You do the conversion on your own responsibility! I accept no liability. Possibly. you lose your warranty claims during the conversion.

I made a lot of changes and nothing ever happened. I think the instructions are pretty "foolproof" 🙂

The plans of the adapter plate are the intellectual property of Heissmann-Acoustics.de, Alexander Heißmann. Any transfer requires my express consent.

... you can get a coffee from 1 € 😉

Test Peerless / Tymphany XT25TG-30 / 04 (XT-300 / K4) at the waveguide WG-300 / PCT-300 4 Ω ring emitter with waveguide

Datasheet © www.heissmann-acoustics.de
Measurements in 20x40cm baffle, 10mm rounded, in 70cm distance at 2,83V. Level scaled to 1m.

The Waveguide was milled with a CNC adapter plate  mounted on the tweeter.

XT25TG30_04_WG

XT25TG-30 / 04 Sound pressure at angles

Vifa XT-300 (XT25TG-30 / 04) WG300 Sound pressure at angles

System-related exaggeration in the frequency band of 1-7 kHz. Due to its symmetry, this can be easily equalized with the crossover. It is the purpose of a sound guide to act as an acoustic amplifier. The Vifa XT-300 (XT25TG-30/04) is an excellent match for the waveguide. Extremely even bundling without any disturbances worth mentioning. Due to the large dome (30mm voice coil), a slightly stronger directivity from 8kHz. Recommendation: plan a slight increase> 8kHz in the high frequency on axis.

XT25TG-30 / 04 Sound pressure standardized at angles to 0 °

Vifa XT-300 (XT25TG-30 / 04) WG300 Sound pressure normalized at angles

Vifa XT-300 (XT25TG-30 / 04) WG300 Sound pressure normalized at angles

Here, the frequency response was linearized on axis. The 2. Picture (sonogram) clearly shows the excellent uniform straightening behavior of the combination of XT-300 and the waveguide.
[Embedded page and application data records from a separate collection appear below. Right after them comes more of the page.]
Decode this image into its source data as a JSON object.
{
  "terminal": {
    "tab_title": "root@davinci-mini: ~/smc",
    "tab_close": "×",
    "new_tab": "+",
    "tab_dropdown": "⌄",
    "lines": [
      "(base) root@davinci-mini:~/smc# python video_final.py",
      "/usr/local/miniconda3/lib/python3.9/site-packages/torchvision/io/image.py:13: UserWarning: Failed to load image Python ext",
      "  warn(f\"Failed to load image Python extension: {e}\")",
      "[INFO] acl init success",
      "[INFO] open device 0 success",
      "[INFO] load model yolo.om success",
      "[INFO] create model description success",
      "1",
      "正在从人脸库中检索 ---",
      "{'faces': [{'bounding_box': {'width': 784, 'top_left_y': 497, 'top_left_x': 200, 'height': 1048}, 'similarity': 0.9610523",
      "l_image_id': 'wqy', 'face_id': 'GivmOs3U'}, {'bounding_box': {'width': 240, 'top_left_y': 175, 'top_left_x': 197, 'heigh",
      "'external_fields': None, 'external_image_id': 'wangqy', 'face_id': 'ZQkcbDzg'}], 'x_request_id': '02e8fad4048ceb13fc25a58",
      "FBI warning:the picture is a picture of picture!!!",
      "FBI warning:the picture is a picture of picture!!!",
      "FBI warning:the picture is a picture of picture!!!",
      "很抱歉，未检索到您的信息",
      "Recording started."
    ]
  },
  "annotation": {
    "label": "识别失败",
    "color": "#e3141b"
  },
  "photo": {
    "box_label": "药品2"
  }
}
XT25TG-30 / 04 decay behavior

Vifa XT-300 at Waveguide WG-300 decay behavior

Minimal delayed decay by 2kHz. Otherwise perfectly.

XT25TG-30 / 04 harmonic distortions

Vifa XT-300 at the waveguide WG-300 harmonic distortion

As expected, the distortion decreases compared to the variant without waveguide. The XT-300 already showed very good distortion even without waveguide, but with a significant increase of K2 under 3kHz. With Waveguide the effect is also present but attenuated by about 5dB. In sum, very low distortion. Even with 100dB, everything from 2kHz remains below 1%. K3 moves at the measurable limit.

Rating


Frequency response / directional behavior:4.5 5 out of stars
Range:5 5 out of stars
Power handling:5 5 out of stars
Constance / Without Rating /:0 5 out of stars
Haptics:4 5 out of stars
Price-performance:5 5 out of stars

Summary


The Peerless XT25TG-30/04 and the Waveguide WG-300 are a very attractive combination for extremely level-stable installations, for example in the home theater. Can be used from 1,5 kHz. I think I'll test it out in Cinetor.